Modularity, Abstraction, and Modelling
Whether proving a theorem by creating up from lemmas to simple basic theorems to more accurate results, or designing a circuit by creating up from elements to modules to complex processors, or designing a software system by making up from generic functions to classes to class libraries, humans operates with complexity by exploiting the power of modularity and abstraction. Without such functions, a single person could be overwhelmed by the complexity of a machine, as there is only so much information that a one person can consciously manage at a time.
Modularity is the concept of creating components that may be re-used; and abstraction is the concept that after preparing a module, most of the information of the module construction may be ignored and a simpler description given for module communication.
Given simple modules, one may move up a level of abstraction and create a new module by having together various previously-create modules, thinking only of their abstract information, and not their implementations. And, of course, this function may be repeated over several stages. This function provides one the ability to construct machine with complexity far beyond what would be possible if it were important to understand every element in detail.

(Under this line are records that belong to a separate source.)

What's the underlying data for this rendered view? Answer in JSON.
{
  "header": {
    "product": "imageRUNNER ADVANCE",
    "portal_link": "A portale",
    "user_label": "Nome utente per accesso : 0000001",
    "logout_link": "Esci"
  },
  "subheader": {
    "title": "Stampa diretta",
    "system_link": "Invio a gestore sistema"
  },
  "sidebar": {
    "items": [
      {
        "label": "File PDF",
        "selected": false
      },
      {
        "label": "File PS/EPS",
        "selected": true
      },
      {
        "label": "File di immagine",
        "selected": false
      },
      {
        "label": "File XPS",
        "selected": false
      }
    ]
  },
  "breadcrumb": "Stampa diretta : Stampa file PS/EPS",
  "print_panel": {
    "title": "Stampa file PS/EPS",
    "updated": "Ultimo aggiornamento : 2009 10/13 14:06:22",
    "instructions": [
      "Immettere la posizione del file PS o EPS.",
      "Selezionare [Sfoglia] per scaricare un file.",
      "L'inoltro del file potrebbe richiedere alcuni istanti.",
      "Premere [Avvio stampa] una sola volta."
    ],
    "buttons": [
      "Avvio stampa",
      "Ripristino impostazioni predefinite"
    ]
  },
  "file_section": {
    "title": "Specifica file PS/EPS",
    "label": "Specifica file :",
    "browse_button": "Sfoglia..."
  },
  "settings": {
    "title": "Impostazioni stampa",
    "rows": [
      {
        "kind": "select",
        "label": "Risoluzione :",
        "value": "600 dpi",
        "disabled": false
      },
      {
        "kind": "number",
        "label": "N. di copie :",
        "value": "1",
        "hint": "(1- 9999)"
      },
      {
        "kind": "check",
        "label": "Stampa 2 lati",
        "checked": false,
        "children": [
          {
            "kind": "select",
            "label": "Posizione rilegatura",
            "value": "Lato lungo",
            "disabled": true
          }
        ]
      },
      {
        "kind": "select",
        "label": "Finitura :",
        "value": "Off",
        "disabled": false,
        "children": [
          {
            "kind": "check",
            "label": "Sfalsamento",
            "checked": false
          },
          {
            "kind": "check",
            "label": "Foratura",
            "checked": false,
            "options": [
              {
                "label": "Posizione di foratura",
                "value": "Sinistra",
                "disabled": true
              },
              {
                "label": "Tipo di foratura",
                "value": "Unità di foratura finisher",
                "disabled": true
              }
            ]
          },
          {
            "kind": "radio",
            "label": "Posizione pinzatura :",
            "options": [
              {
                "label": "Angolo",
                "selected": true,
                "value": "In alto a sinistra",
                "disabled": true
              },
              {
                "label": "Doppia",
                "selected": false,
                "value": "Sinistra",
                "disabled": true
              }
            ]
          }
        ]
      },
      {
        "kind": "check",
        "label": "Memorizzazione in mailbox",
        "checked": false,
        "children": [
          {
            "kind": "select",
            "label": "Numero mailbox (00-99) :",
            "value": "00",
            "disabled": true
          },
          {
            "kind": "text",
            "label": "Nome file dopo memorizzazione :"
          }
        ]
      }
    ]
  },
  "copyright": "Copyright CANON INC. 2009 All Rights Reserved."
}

Any module may be defined in a large number of types. We might illustrate the circuitry in a digital watch in parts of how it works as a clock and a stopwatch, or in terms of currents and voltages within the circuit, or in terms of the heat given at different types of the circuitry. Each of these is a different kind of model of the watch. Different models will be important for different tasks: there is no single correct operation. Rather, every model exposes different dimensions of the machine, allowing us to explore different aspects of the design space of a machine, and to sell off different factors in the performance of a machine.